▶ [WHAT NEEDS TO BE DONE] Go through the records below and report each line with "data" in it.

[EXERCISE INPUT Boundary: Start]

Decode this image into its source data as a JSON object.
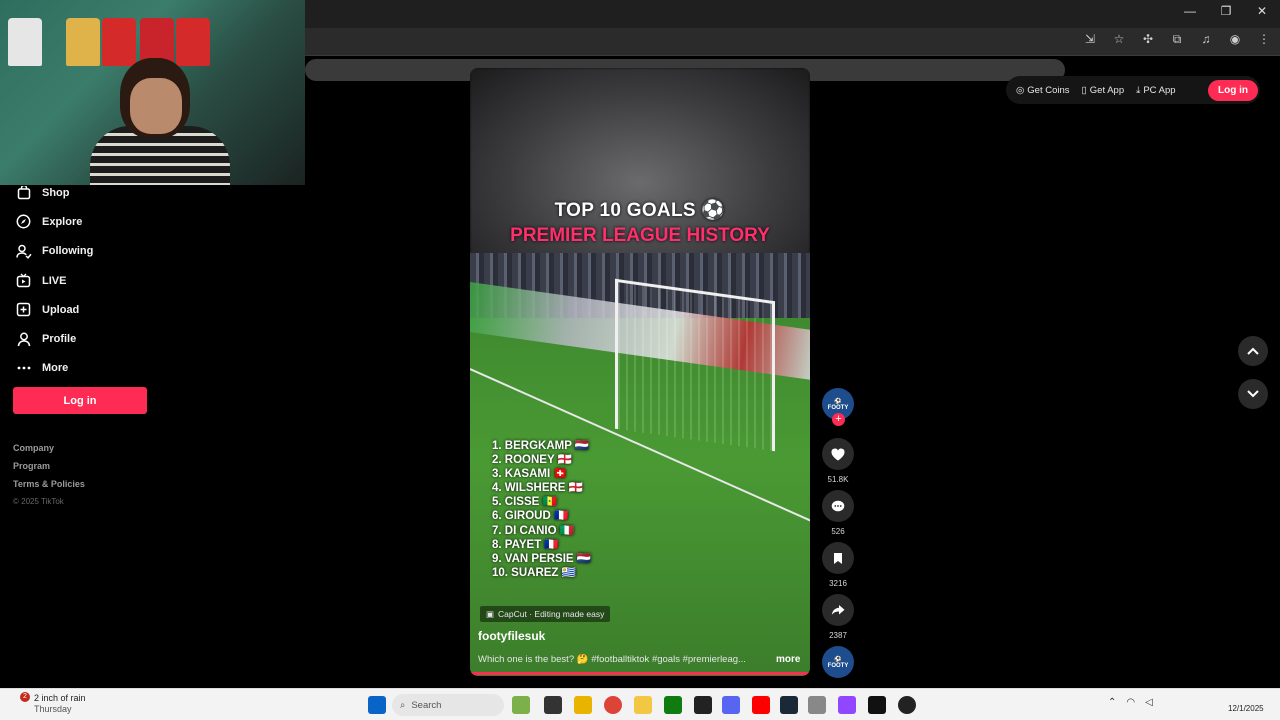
{
  "window": {
    "minimize": "—",
    "restore": "❐",
    "close": "✕"
  },
  "sidebar": {
    "items": [
      {
        "label": "Shop",
        "icon": "shop-icon"
      },
      {
        "label": "Explore",
        "icon": "compass-icon"
      },
      {
        "label": "Following",
        "icon": "following-icon"
      },
      {
        "label": "LIVE",
        "icon": "live-icon"
      },
      {
        "label": "Upload",
        "icon": "upload-icon"
      },
      {
        "label": "Profile",
        "icon": "profile-icon"
      },
      {
        "label": "More",
        "icon": "more-icon"
      }
    ],
    "login": "Log in",
    "footer": {
      "company": "Company",
      "program": "Program",
      "terms": "Terms & Policies",
      "copyright": "© 2025 TikTok"
    }
  },
  "header": {
    "get_coins": "Get Coins",
    "get_app": "Get App",
    "pc_app": "PC App",
    "login": "Log in"
  },
  "video": {
    "title_line1": "TOP 10 GOALS ⚽",
    "title_line2": "PREMIER LEAGUE HISTORY",
    "ranking": [
      "1. BERGKAMP 🇳🇱",
      "2. ROONEY 🏴󠁧󠁢󠁥󠁮󠁧󠁿",
      "3. KASAMI 🇨🇭",
      "4. WILSHERE 🏴󠁧󠁢󠁥󠁮󠁧󠁿",
      "5. CISSE 🇸🇳",
      "6. GIROUD 🇫🇷",
      "7. DI CANIO 🇮🇹",
      "8. PAYET 🇫🇷",
      "9. VAN PERSIE 🇳🇱",
      "10. SUAREZ 🇺🇾"
    ],
    "capcut": "CapCut · Editing made easy",
    "username": "footyfilesuk",
    "caption": "Which one is the best? 🤔 #footballtiktok #goals #premierleag...",
    "more": "more",
    "progress": 1.0
  },
  "rail": {
    "avatar_text": "FOOTY",
    "likes": "51.8K",
    "comments": "526",
    "saves": "3216",
    "shares": "2387"
  },
  "taskbar": {
    "weather_badge": "2",
    "weather": "2 inch of rain",
    "weather_day": "Thursday",
    "search_placeholder": "Search",
    "date": "12/1/2025"
  }
}
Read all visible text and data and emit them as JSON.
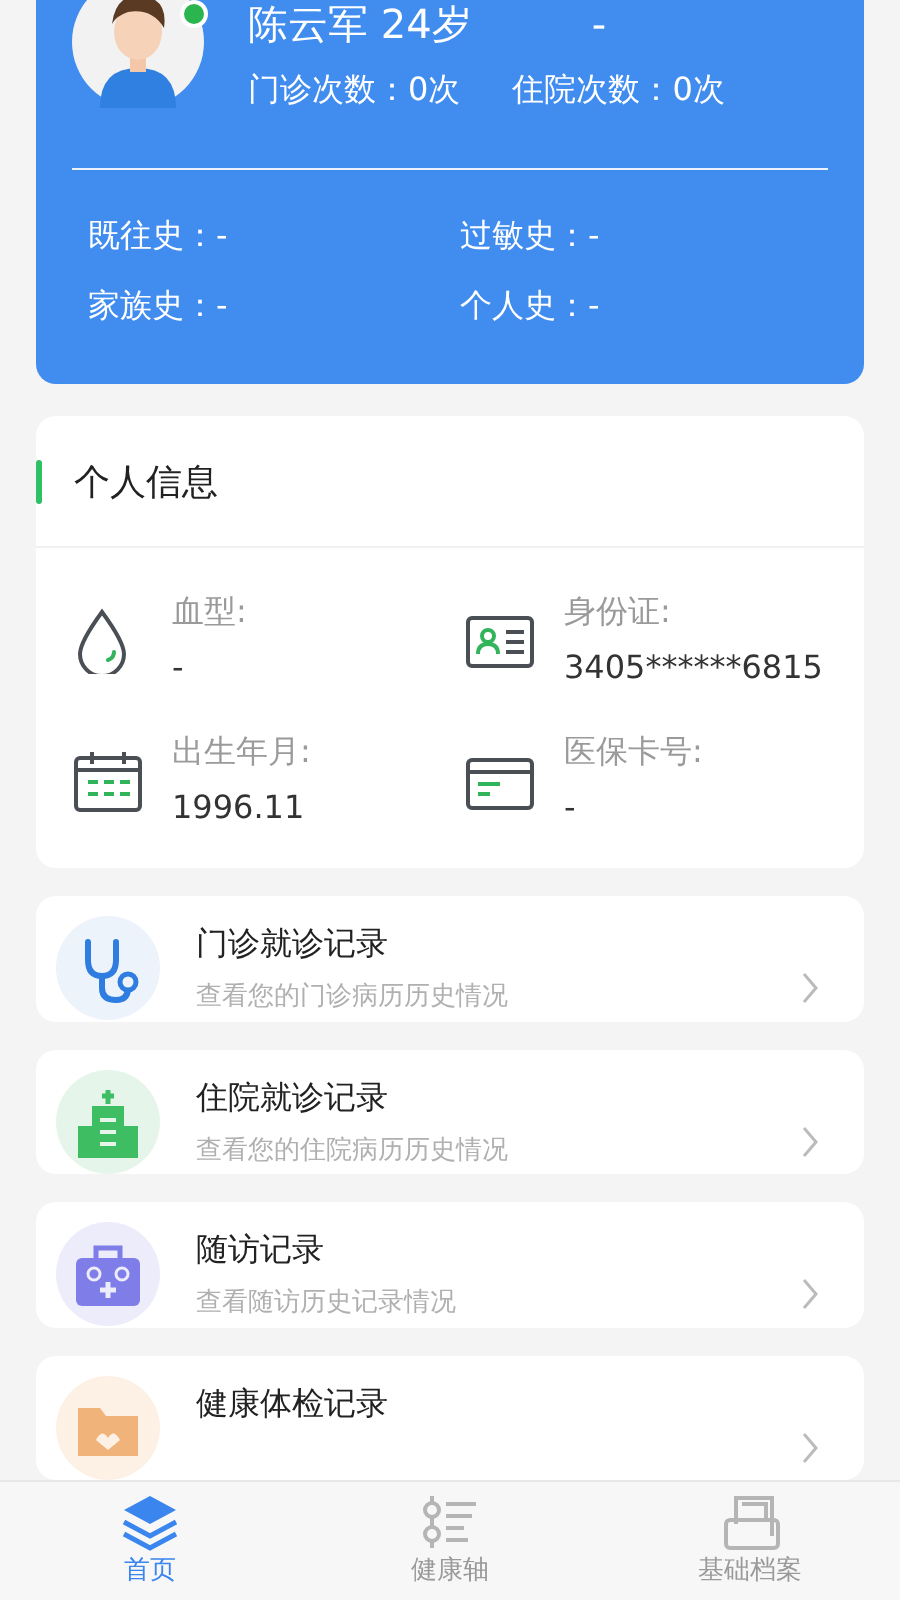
{
  "profile": {
    "name": "陈云军 24岁",
    "extra": "-",
    "visits": [
      {
        "label": "门诊次数：0次"
      },
      {
        "label": "住院次数：0次"
      }
    ],
    "histories": [
      {
        "label": "既往史：-"
      },
      {
        "label": "过敏史：-"
      },
      {
        "label": "家族史：-"
      },
      {
        "label": "个人史：-"
      }
    ]
  },
  "personal_info": {
    "title": "个人信息",
    "items": [
      {
        "kind": "blood",
        "label": "血型:",
        "value": "-"
      },
      {
        "kind": "id",
        "label": "身份证:",
        "value": "3405******6815"
      },
      {
        "kind": "birth",
        "label": "出生年月:",
        "value": "1996.11"
      },
      {
        "kind": "card",
        "label": "医保卡号:",
        "value": "-"
      }
    ]
  },
  "records": [
    {
      "kind": "outpatient",
      "title": "门诊就诊记录",
      "subtitle": "查看您的门诊病历历史情况"
    },
    {
      "kind": "inpatient",
      "title": "住院就诊记录",
      "subtitle": "查看您的住院病历历史情况"
    },
    {
      "kind": "followup",
      "title": "随访记录",
      "subtitle": "查看随访历史记录情况"
    },
    {
      "kind": "checkup",
      "title": "健康体检记录"
    }
  ],
  "tabs": [
    {
      "kind": "home",
      "label": "首页",
      "selected": true
    },
    {
      "kind": "timeline",
      "label": "健康轴",
      "selected": false
    },
    {
      "kind": "archive",
      "label": "基础档案",
      "selected": false
    }
  ]
}
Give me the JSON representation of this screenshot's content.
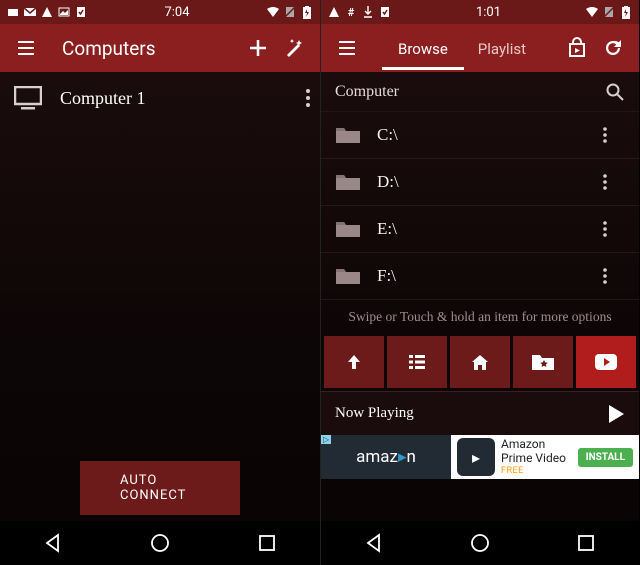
{
  "left": {
    "status": {
      "time": "7:04"
    },
    "appbar": {
      "title": "Computers"
    },
    "list": [
      {
        "label": "Computer 1"
      }
    ],
    "autoConnect": "AUTO CONNECT"
  },
  "right": {
    "status": {
      "time": "1:01"
    },
    "tabs": {
      "browse": "Browse",
      "playlist": "Playlist"
    },
    "breadcrumb": "Computer",
    "drives": [
      {
        "label": "C:\\"
      },
      {
        "label": "D:\\"
      },
      {
        "label": "E:\\"
      },
      {
        "label": "F:\\"
      }
    ],
    "hint": "Swipe or Touch & hold an item for more options",
    "nowPlaying": "Now Playing",
    "ad": {
      "brand": "amaz",
      "title": "Amazon Prime Video",
      "sub": "FREE",
      "cta": "INSTALL"
    }
  }
}
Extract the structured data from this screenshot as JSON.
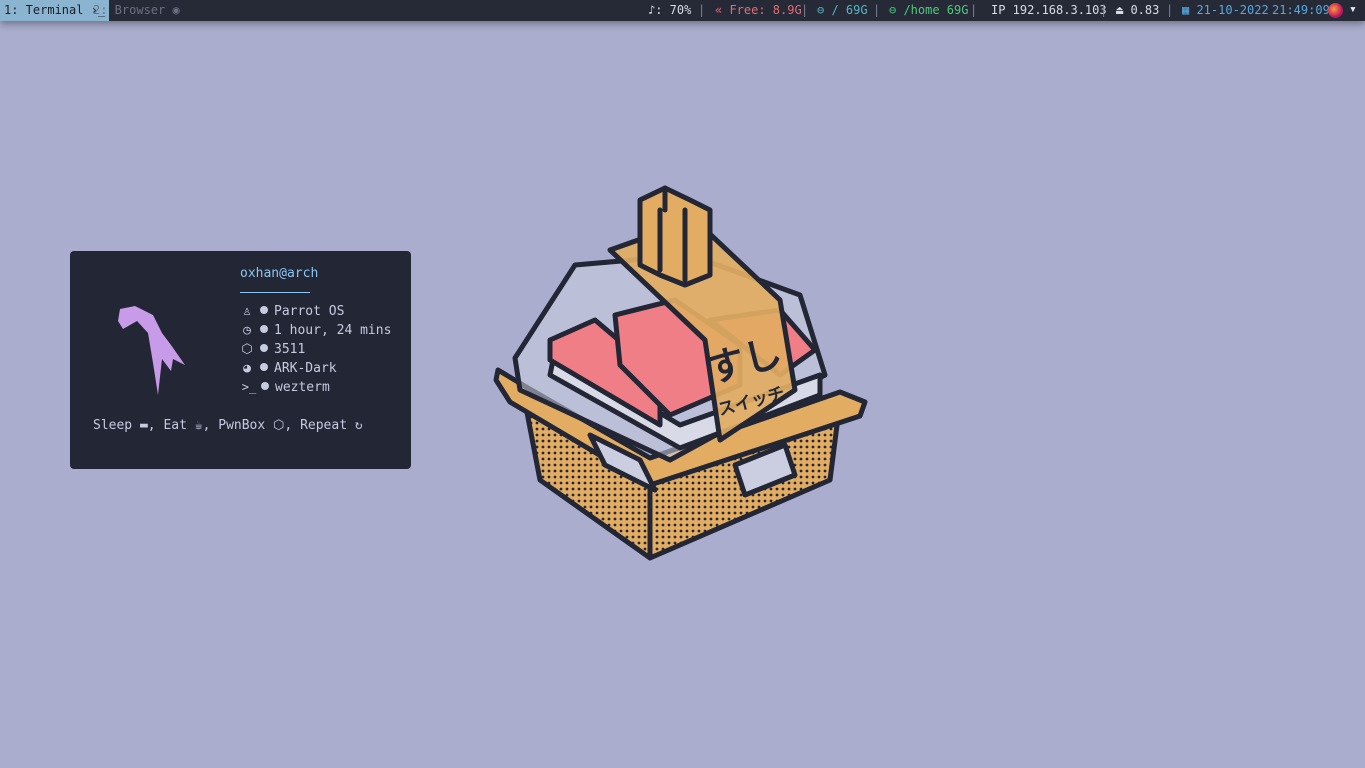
{
  "workspaces": [
    {
      "label": "1: Terminal ›_",
      "active": true
    },
    {
      "label": "2: Browser ◉",
      "active": false
    }
  ],
  "status": {
    "volume": "♪: 70%",
    "memory": "« Free: 8.9G",
    "root_disk": "⊖ / 69G",
    "home_disk": "⊖ /home 69G",
    "ip": "IP 192.168.3.103",
    "load": "⏏ 0.83",
    "date": "▦ 21-10-2022",
    "time": "21:49:09"
  },
  "colors": {
    "memory": "#e06c75",
    "disk_root": "#56b6c2",
    "disk_home": "#4ec97b",
    "date": "#56a8e0",
    "time": "#56a8e0"
  },
  "fetch": {
    "user": "oxhan@arch",
    "items": [
      {
        "icon": "linux-penguin-icon",
        "glyph": "♙",
        "value": "Parrot OS"
      },
      {
        "icon": "stopwatch-icon",
        "glyph": "◷",
        "value": "1 hour, 24 mins"
      },
      {
        "icon": "package-icon",
        "glyph": "⬡",
        "value": "3511"
      },
      {
        "icon": "palette-icon",
        "glyph": "◕",
        "value": "ARK-Dark"
      },
      {
        "icon": "terminal-prompt-icon",
        "glyph": ">_",
        "value": "wezterm"
      }
    ],
    "motto": [
      "Sleep",
      "Eat",
      "PwnBox",
      "Repeat"
    ]
  },
  "wallpaper": {
    "kanji": "すし",
    "katakana": "スイッチ"
  }
}
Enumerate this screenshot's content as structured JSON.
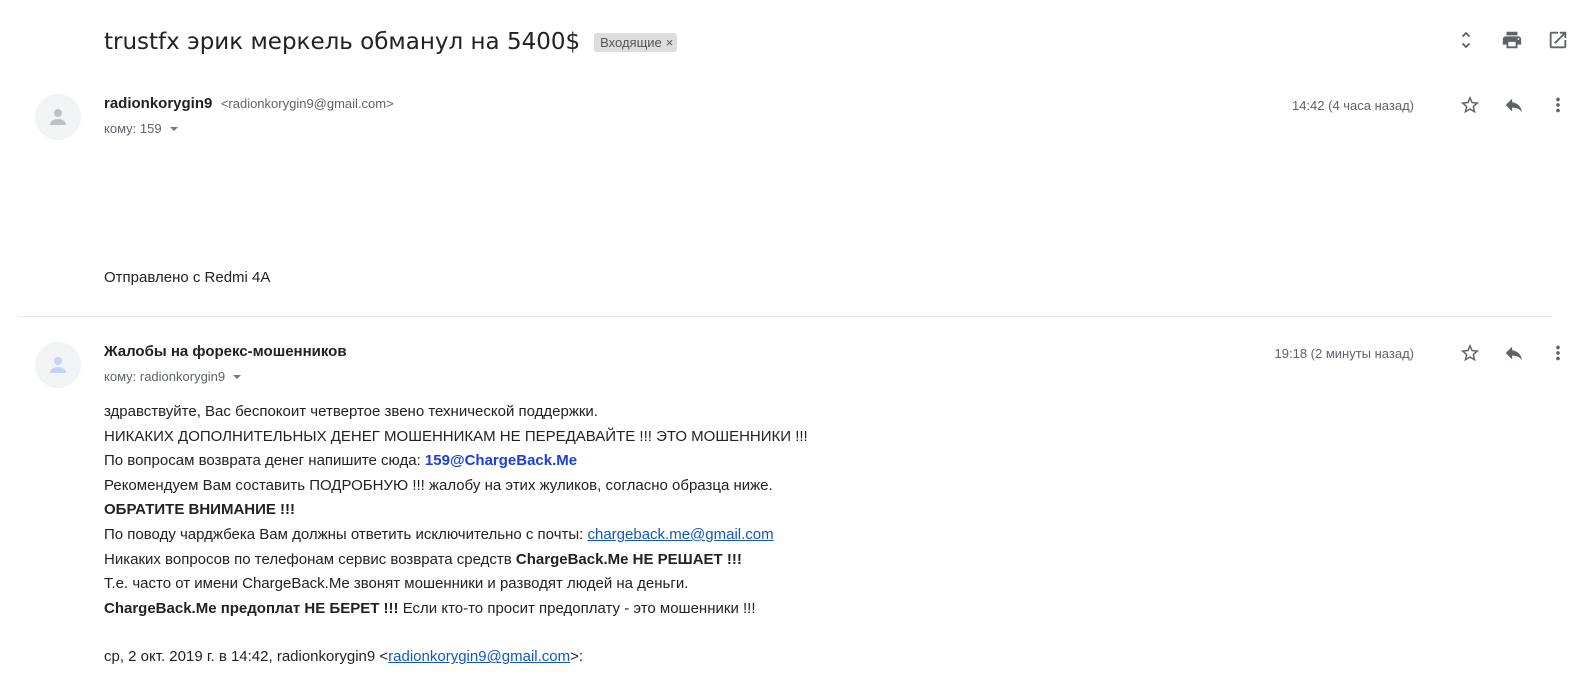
{
  "subject": "trustfx эрик меркель обманул на 5400$",
  "label": {
    "name": "Входящие",
    "remove": "×"
  },
  "top_actions": [
    "expand-collapse-icon",
    "print-icon",
    "open-in-new-window-icon"
  ],
  "messages": [
    {
      "sender_name": "radionkorygin9",
      "sender_email": "<radionkorygin9@gmail.com>",
      "to": "кому: 159",
      "time": "14:42 (4 часа назад)",
      "body": "Отправлено с Redmi 4A"
    },
    {
      "sender_name": "Жалобы на форекс-мошенников",
      "to": "кому: radionkorygin9",
      "time": "19:18 (2 минуты назад)",
      "lines": {
        "l1": "здравствуйте, Вас беспокоит четвертое звено технической поддержки.",
        "l2": "НИКАКИХ ДОПОЛНИТЕЛЬНЫХ ДЕНЕГ МОШЕННИКАМ НЕ ПЕРЕДАВАЙТЕ !!! ЭТО МОШЕННИКИ !!!",
        "l3_prefix": "По вопросам возврата денег напишите сюда: ",
        "l3_email": "159@ChargeBack.Me",
        "l4": "Рекомендуем Вам составить ПОДРОБНУЮ !!! жалобу на этих жуликов, согласно образца ниже.",
        "l5": "ОБРАТИТЕ ВНИМАНИЕ !!!",
        "l6_prefix": "По поводу чарджбека Вам должны ответить исключительно с почты: ",
        "l6_link": "chargeback.me@gmail.com",
        "l7_prefix": "Никаких вопросов по телефонам сервис возврата средств ",
        "l7_bold": "ChargeBack.Me НЕ РЕШАЕТ !!!",
        "l8": "Т.е. часто от имени ChargeBack.Me звонят мошенники и разводят людей на деньги.",
        "l9_bold": "ChargeBack.Me предоплат НЕ БЕРЕТ !!!",
        "l9_rest": " Если кто-то просит предоплату - это мошенники !!!",
        "quote_prefix": "ср, 2 окт. 2019 г. в 14:42, radionkorygin9 <",
        "quote_link": "radionkorygin9@gmail.com",
        "quote_suffix": ">:"
      }
    }
  ],
  "message_actions": [
    "star-icon",
    "reply-icon",
    "more-vert-icon"
  ]
}
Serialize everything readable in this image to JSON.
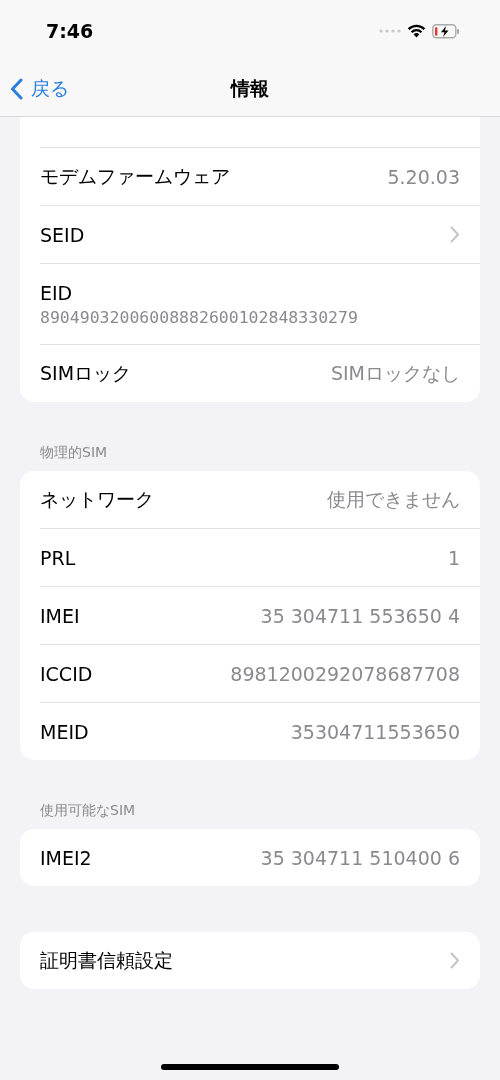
{
  "status_bar": {
    "time": "7:46"
  },
  "nav": {
    "back": "戻る",
    "title": "情報"
  },
  "sections": [
    {
      "rows": [
        {
          "kind": "value",
          "label": "モデムファームウェア",
          "value": "5.20.03"
        },
        {
          "kind": "chevron",
          "label": "SEID"
        },
        {
          "kind": "stacked",
          "label": "EID",
          "value": "89049032006008882600102848330279"
        },
        {
          "kind": "value",
          "label": "SIMロック",
          "value": "SIMロックなし"
        }
      ]
    },
    {
      "header": "物理的SIM",
      "rows": [
        {
          "kind": "value",
          "label": "ネットワーク",
          "value": "使用できません"
        },
        {
          "kind": "value",
          "label": "PRL",
          "value": "1"
        },
        {
          "kind": "value",
          "label": "IMEI",
          "value": "35 304711 553650 4"
        },
        {
          "kind": "value",
          "label": "ICCID",
          "value": "8981200292078687708"
        },
        {
          "kind": "value",
          "label": "MEID",
          "value": "35304711553650"
        }
      ]
    },
    {
      "header": "使用可能なSIM",
      "rows": [
        {
          "kind": "value",
          "label": "IMEI2",
          "value": "35 304711 510400 6"
        }
      ]
    },
    {
      "rows": [
        {
          "kind": "chevron",
          "label": "証明書信頼設定"
        }
      ]
    }
  ]
}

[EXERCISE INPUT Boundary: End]

▶ [ANSWER FOR THE TASK]
Decode this image into its source data as a JSON object.
Read all visible text and data and emit them as JSON.
Extract the structured data from this screenshot as JSON.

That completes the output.